Over time your tyre temperatures will increase, increasing the pressures. Before going out for the first time I tend to let around 3-4 psi out of the tyres from their cold road settings. After my first go on track I check the pressures as soon as I get in and adjust them to suit. Afterwards I tend to leave them alone unless it‘s a really hot day.

If your day is Open Pit Lane, be sensible with your track time. After about 20 minutes or so your car will be getting hot and bothered and so will you, increasing the likelihood of mistakes. Do a lap at around half speed and try not to use your brakes too hard. This cool down lap will reduce your cars temperatures more efficiently than coming in from full speed and parking it.

When you get back to your spot, don‘t use the handbrake. It may stick to your hot brakes, or it may let go when the brakes cool even though it seems ok at first. Use the block of wood or chock we packed. I usually leave my engine running long enough for the fan to come on once and then cut out again. This is meant to help shed excess heat and anything that avoids thermal shock on a K-series seems a good plan to me.
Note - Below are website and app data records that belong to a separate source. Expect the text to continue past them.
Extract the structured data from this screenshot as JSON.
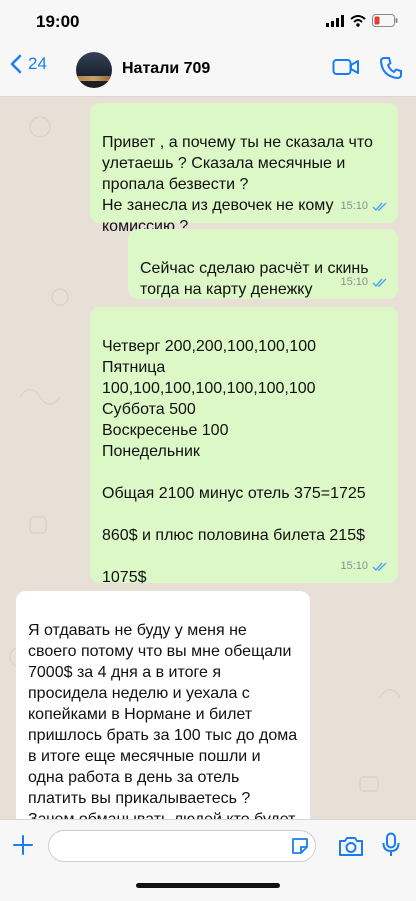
{
  "status": {
    "time": "19:00"
  },
  "header": {
    "back_count": "24",
    "contact_name": "Натали 709"
  },
  "messages": [
    {
      "direction": "out",
      "text": "Привет , а почему ты не сказала что улетаешь ? Сказала месячные и пропала безвести ?\nНе занесла из девочек не кому комиссию ?",
      "time": "15:10"
    },
    {
      "direction": "out",
      "text": "Сейчас сделаю расчёт и скинь тогда на карту денежку",
      "time": "15:10"
    },
    {
      "direction": "out",
      "text": "Четверг 200,200,100,100,100\nПятница\n100,100,100,100,100,100,100\nСуббота 500\nВоскресенье 100\nПонедельник\n\nОбщая 2100 минус отель 375=1725\n\n860$ и плюс половина билета 215$\n\n1075$",
      "time": "15:10"
    },
    {
      "direction": "in",
      "text": "Я отдавать не буду у меня не своего потому что вы мне обещали 7000$ за 4 дня а в итоге я просидела неделю и уехала с копейками в Нормане и билет пришлось брать за 100 тыс до дома в итоге еще месячные пошли и одна работа в день за отель платить вы прикалываетесь ? Зачем обманывать людей кто будет так",
      "time": ""
    }
  ],
  "composer": {
    "placeholder": ""
  },
  "colors": {
    "accent": "#1a7cf2",
    "outgoing": "#dcf8c6",
    "incoming": "#ffffff",
    "read_ticks": "#4fa3f7"
  }
}
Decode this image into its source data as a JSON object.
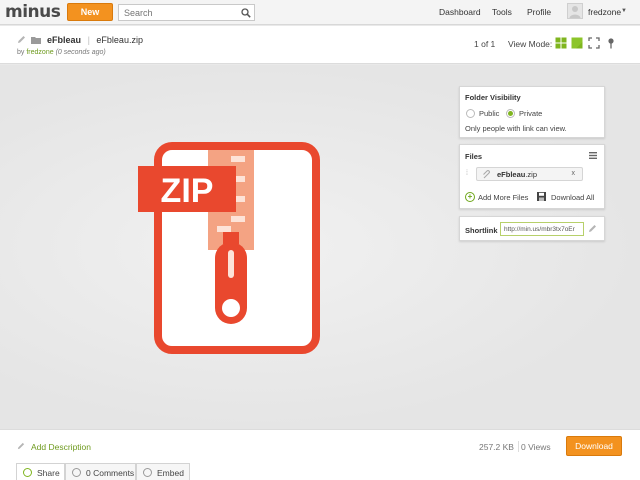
{
  "topbar": {
    "logo": "minus",
    "new_label": "New",
    "search_placeholder": "Search",
    "nav": [
      "Dashboard",
      "Tools",
      "Profile"
    ],
    "username": "fredzone"
  },
  "header": {
    "folder_name": "eFbleau",
    "file_name": "eFbleau.zip",
    "by_prefix": "by",
    "by_user": "fredzone",
    "time_ago": "(0 seconds ago)",
    "pager": "1 of 1",
    "view_mode_label": "View Mode:"
  },
  "preview": {
    "badge_text": "ZIP",
    "colors": {
      "accent": "#e9482e",
      "zipper": "#f4a383"
    }
  },
  "visibility": {
    "title": "Folder Visibility",
    "public_label": "Public",
    "private_label": "Private",
    "selected": "Private",
    "note": "Only people with link can view."
  },
  "files": {
    "title": "Files",
    "items": [
      {
        "name": "eFbleau",
        "ext": ".zip",
        "remove": "x"
      }
    ],
    "add_more_label": "Add More Files",
    "download_all_label": "Download All"
  },
  "shortlink": {
    "label": "Shortlink",
    "value": "http://min.us/mbr3tx7oEr"
  },
  "bottom": {
    "add_description": "Add Description",
    "file_size": "257.2 KB",
    "views": "0 Views",
    "download_label": "Download",
    "tabs": [
      "Share",
      "0 Comments",
      "Embed"
    ]
  },
  "colors": {
    "brand_orange": "#f3921f",
    "accent_green": "#7fb51f",
    "link_green": "#6e9a1e"
  }
}
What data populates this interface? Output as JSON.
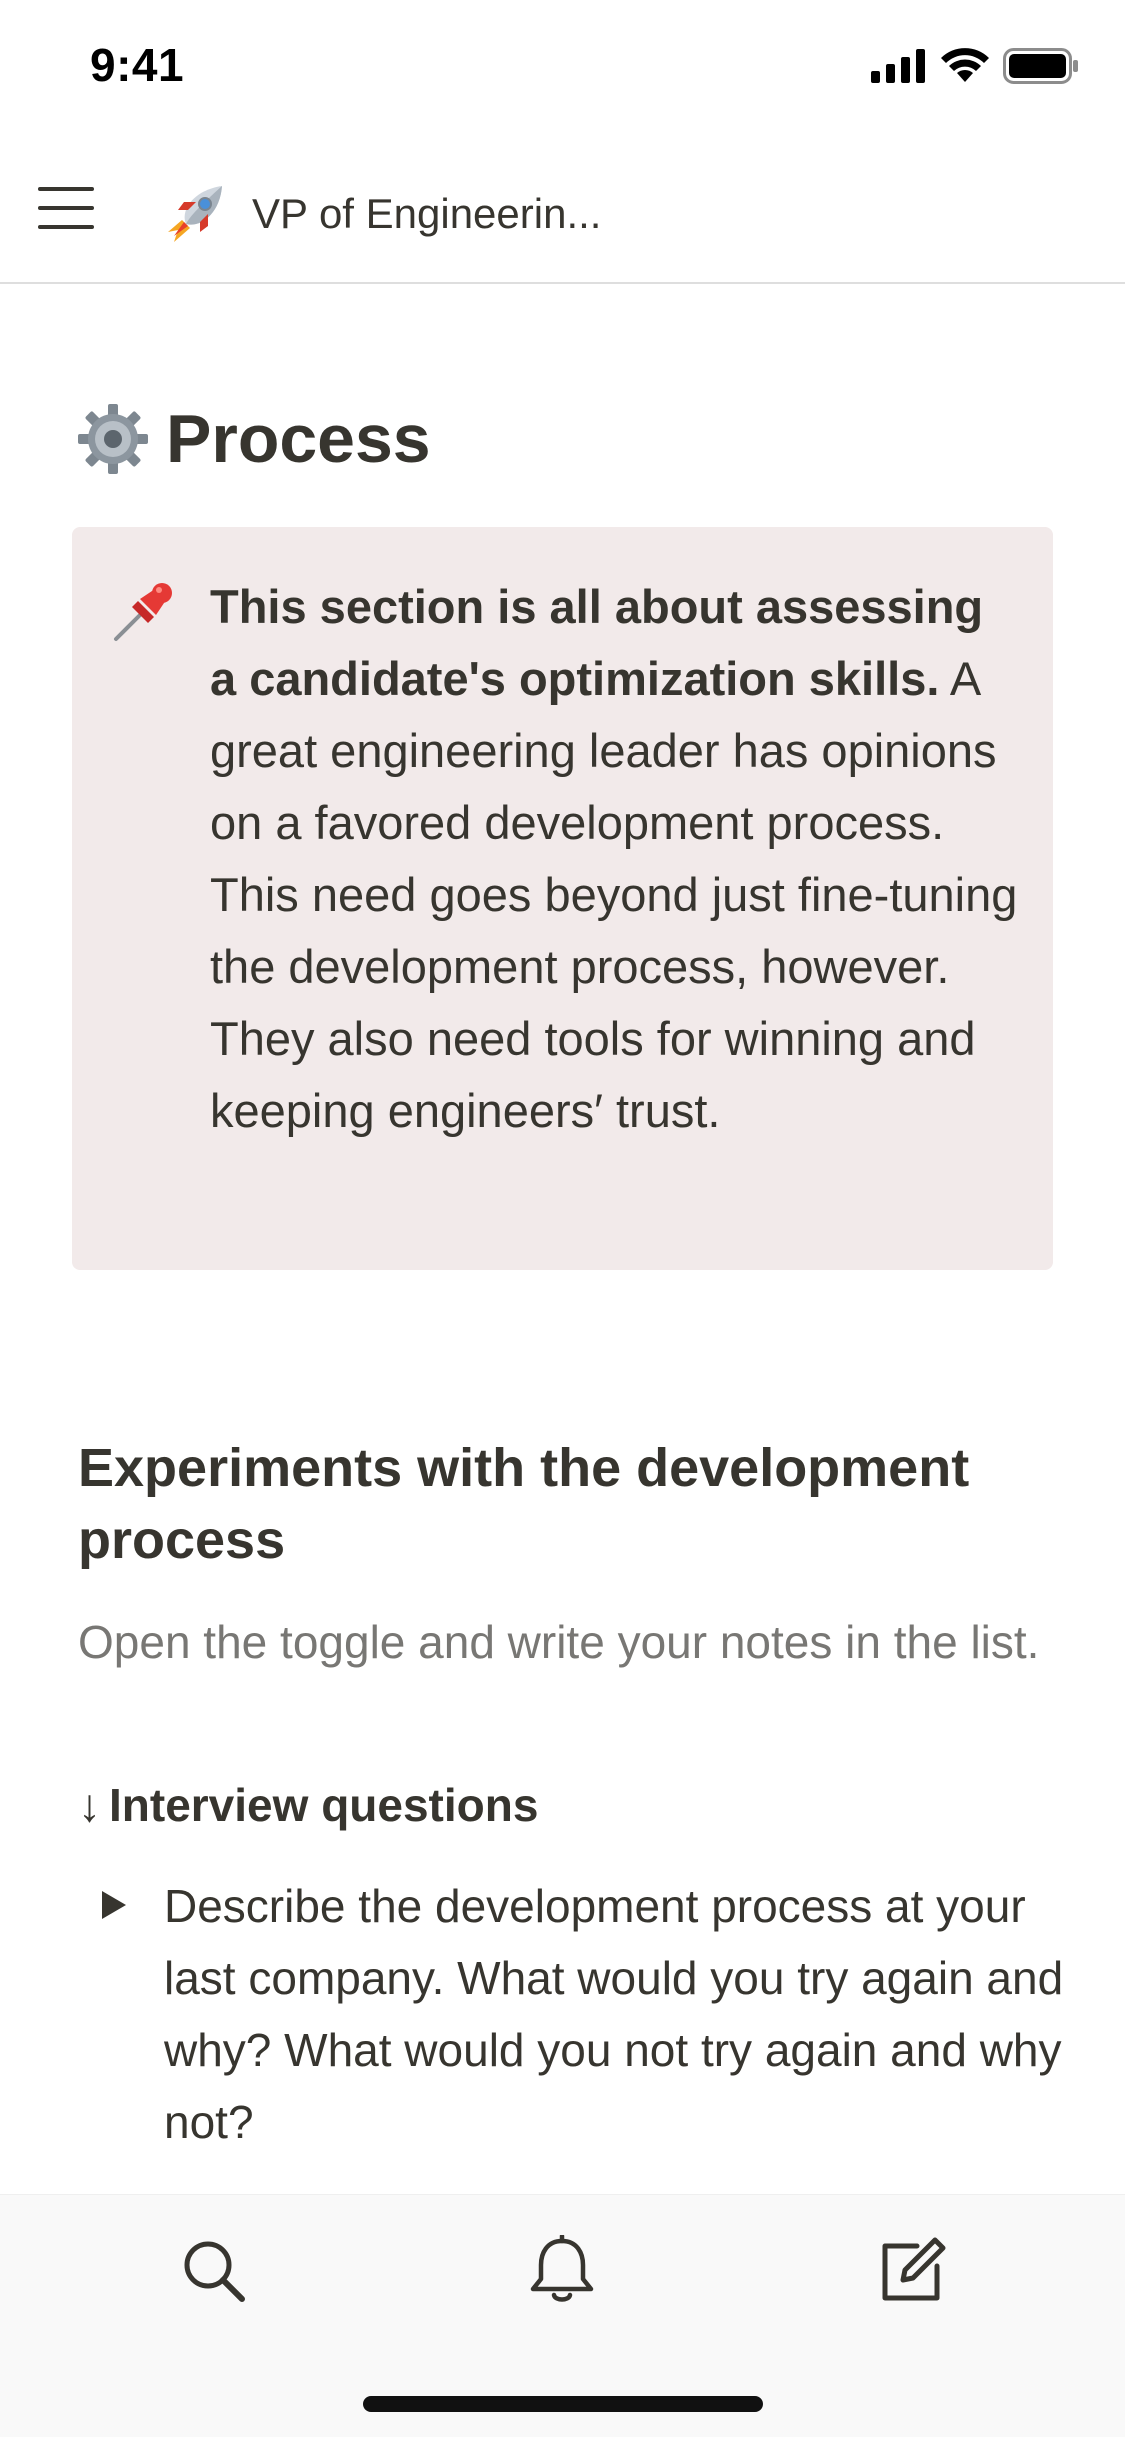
{
  "status_bar": {
    "time": "9:41"
  },
  "top_bar": {
    "page_title": "VP of Engineerin..."
  },
  "section": {
    "title": "Process"
  },
  "callout": {
    "bold_text": "This section is all about assessing a candidate's optimization skills.",
    "text": " A great engineering leader has opinions on a favored development process. This need goes beyond just fine-tuning the development process, however. They also need tools for winning and keeping engineers′ trust."
  },
  "subsection": {
    "title": "Experiments with the development process",
    "description": "Open the toggle and write your notes in the list.",
    "questions_heading": "Interview questions",
    "questions_arrow": "↓",
    "toggles": [
      {
        "text": "Describe the development process at your last company. What would you try again and why? What would you not try again and why not?"
      }
    ]
  },
  "icons": {
    "menu": "hamburger-menu-icon",
    "page": "rocket-icon",
    "section": "gear-icon",
    "callout": "pushpin-icon",
    "search": "search-icon",
    "notifications": "bell-icon",
    "compose": "compose-icon"
  }
}
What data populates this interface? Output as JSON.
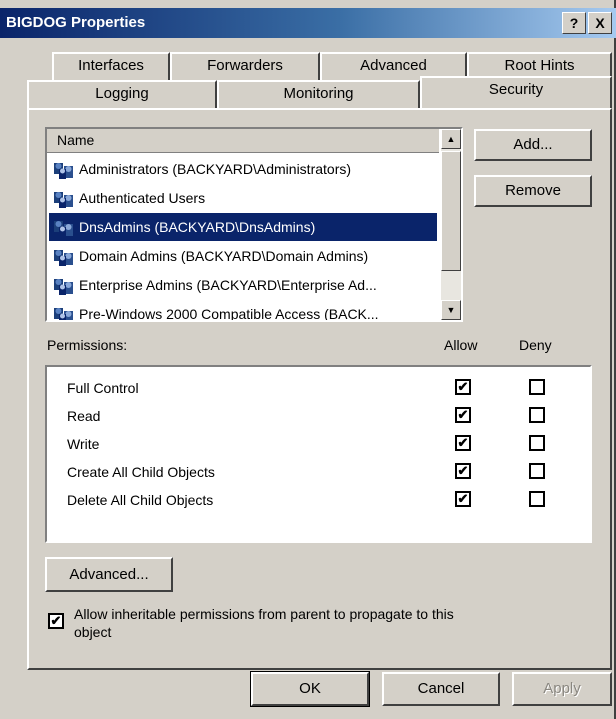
{
  "window": {
    "title": "BIGDOG Properties",
    "help_button": "?",
    "close_button": "X"
  },
  "tabs": {
    "row1": [
      "Interfaces",
      "Forwarders",
      "Advanced",
      "Root Hints"
    ],
    "row2": [
      "Logging",
      "Monitoring",
      "Security"
    ],
    "active": "Security"
  },
  "names_list": {
    "header": "Name",
    "items": [
      "Administrators (BACKYARD\\Administrators)",
      "Authenticated Users",
      "DnsAdmins (BACKYARD\\DnsAdmins)",
      "Domain Admins (BACKYARD\\Domain Admins)",
      "Enterprise Admins (BACKYARD\\Enterprise Ad...",
      "Pre-Windows 2000 Compatible Access (BACK..."
    ],
    "selected_index": 2
  },
  "buttons": {
    "add": "Add...",
    "remove": "Remove",
    "advanced": "Advanced...",
    "ok": "OK",
    "cancel": "Cancel",
    "apply": "Apply"
  },
  "permissions": {
    "label": "Permissions:",
    "allow_header": "Allow",
    "deny_header": "Deny",
    "rows": [
      {
        "name": "Full Control",
        "allow": true,
        "deny": false
      },
      {
        "name": "Read",
        "allow": true,
        "deny": false
      },
      {
        "name": "Write",
        "allow": true,
        "deny": false
      },
      {
        "name": "Create All Child Objects",
        "allow": true,
        "deny": false
      },
      {
        "name": "Delete All Child Objects",
        "allow": true,
        "deny": false
      }
    ]
  },
  "inherit": {
    "checked": true,
    "label_line1": "Allow inheritable permissions from parent to propagate to this",
    "label_line2": "object"
  },
  "icons": {
    "group": "group-icon",
    "check": "✔"
  }
}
When you go back out remember everything will be cooler again, and it may take a lap for the brakes and tyres to get back to their fully sticky selves again Avoid following the car in front too slavishly or using their lines or braking points. They may be running a completely different spec of car and should they make a mistake you may find yourself following them in to an accident.

Keep an eye on the fuel gauge, you really don‘t want to run out on track and it will go down alarmingly quickly. I tend to refill once it hits the 15l mark to be on the safe side.

Some people may be faster than you, especially if you are not on a novice day, but this isn‘t an assault on your ego. You‘re out to have fun and track days are strictly non-competitive.

The aftermath

Before leaving ensure that your car is road legal, particularly in terms of tyre and brake wear, and don‘t forget to recheck your tyre pressures.

Drive carefully on the way home, and be aware the police often have a speed trap near a circuit if there is an event on.

When the dust has been washed off go back over your car checks and see what you have left in terms of tyres and brakes.

Take your licence out of your pocket before your jeans go in the washing machine and start planning the next one

I look forward to seeing lots of new faces at the Brands evening in July.

By Dave Abbott (TigerDriver)